Yaalon's remarks on January 14, 2013 was not the first time that he has expressed his frank controversial criticism of President Barack Obama's view of Israel behavior. In August 2009 he criticized Obama's demands that Israel halt construction of settlements. In colorful language, he objected to the way of thinking, presumably referring to the Obama administration, on settlements, stating that Israel just needs to give one more piece of land and then it will have peace is a kind of virus.

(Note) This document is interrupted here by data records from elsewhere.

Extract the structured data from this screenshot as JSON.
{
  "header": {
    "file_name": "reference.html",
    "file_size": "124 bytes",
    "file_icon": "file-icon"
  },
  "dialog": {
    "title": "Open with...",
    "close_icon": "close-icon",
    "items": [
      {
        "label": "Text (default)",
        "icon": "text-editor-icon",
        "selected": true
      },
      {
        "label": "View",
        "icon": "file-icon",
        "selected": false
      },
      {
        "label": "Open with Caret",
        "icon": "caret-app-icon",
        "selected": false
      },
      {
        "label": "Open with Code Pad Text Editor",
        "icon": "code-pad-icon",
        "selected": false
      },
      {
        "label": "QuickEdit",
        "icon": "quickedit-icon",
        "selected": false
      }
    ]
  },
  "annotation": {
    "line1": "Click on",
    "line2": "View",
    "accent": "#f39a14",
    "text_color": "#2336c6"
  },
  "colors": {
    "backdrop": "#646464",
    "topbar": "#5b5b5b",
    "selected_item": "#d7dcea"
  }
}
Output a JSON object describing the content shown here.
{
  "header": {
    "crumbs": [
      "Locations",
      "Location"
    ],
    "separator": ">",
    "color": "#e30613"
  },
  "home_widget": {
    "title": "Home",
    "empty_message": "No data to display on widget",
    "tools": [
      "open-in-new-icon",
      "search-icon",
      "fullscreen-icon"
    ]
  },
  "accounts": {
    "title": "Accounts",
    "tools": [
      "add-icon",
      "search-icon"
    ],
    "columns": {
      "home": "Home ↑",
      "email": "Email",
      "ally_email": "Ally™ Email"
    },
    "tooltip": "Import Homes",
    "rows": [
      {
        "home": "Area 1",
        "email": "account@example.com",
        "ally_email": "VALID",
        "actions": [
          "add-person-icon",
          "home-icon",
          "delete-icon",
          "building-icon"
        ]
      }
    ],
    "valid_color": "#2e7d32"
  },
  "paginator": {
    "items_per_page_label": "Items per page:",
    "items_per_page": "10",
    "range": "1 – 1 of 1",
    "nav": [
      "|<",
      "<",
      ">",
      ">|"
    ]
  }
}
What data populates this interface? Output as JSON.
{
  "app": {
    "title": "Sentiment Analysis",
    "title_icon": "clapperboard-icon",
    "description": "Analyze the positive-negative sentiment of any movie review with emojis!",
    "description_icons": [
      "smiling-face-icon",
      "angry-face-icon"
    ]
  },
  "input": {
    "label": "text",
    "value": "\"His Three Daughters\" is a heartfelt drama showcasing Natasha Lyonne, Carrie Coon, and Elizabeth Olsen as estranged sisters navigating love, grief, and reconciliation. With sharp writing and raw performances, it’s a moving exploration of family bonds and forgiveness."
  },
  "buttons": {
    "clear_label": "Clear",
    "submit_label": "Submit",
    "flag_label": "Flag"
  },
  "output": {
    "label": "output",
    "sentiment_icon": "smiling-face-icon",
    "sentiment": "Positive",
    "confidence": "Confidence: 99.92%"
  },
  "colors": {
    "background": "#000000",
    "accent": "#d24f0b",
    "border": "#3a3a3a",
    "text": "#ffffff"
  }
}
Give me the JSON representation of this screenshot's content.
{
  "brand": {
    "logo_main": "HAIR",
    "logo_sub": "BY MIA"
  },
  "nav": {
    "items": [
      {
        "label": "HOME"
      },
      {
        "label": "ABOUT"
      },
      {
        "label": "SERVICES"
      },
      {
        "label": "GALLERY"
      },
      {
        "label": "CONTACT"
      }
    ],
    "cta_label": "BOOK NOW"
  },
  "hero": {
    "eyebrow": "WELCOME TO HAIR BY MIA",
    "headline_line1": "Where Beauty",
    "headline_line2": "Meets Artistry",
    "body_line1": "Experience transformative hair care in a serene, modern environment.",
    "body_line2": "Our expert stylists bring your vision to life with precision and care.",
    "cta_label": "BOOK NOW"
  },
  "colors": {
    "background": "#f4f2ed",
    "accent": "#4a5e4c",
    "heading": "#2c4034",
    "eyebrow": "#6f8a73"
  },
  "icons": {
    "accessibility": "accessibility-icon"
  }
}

A certain kind of blindness still seems to permeate the U.S. State Department. Perhaps John Kerry is not as indifferent to current reality as his spokesperson seems to be. The usually articulate Jen Psaki refused to comment on the accusation by Prime Minister Benjamin Netanyahu that the Palestinian Authority (PA) was continuing incitements against Israel while peace talks were taking place. She had "nothing new to report or any particular analysis" of this obvious development. She refused to answer the question based on the comments by Saeb Erekat, the chief Palestinian "negotiator" that Israel had poisoned Yasser Arafat. She also refused to comment on two other issues: the celebrations that Mahmoud Abbas, chairman of the PA, gave for the prisoners released by Israel; and the fact that by going along with the claim of the killing of Arafat that Abbas was not preparing his people for a peace agreement.

Secretary Kerry, and his spokesperson, might pay attention to the real attitudes of Palestinians as revealed in recent public opinion polls. A majority believes that a two-state solution should be the preparation for one Palestinian state in the future. An overwhelming majority wants Jerusalem to be the capital of Palestine, and most deny the historic association of Jews with Jerusalem.

The problems remain. The disputed territories, refugees, settlements, the Jordan Valley, the Golan Heights, Jerusalem, and Israel as a Jewish State. If Kerry is "obsessed" with the need for a solution he might start with the Palestinian obsession of refusing to recognize Israel as a Jewish state, and the insistence of the PA on "preconditions" before it comes to the table.

Michael Curtis is author of Jews, Antisemitism, and the Middle East.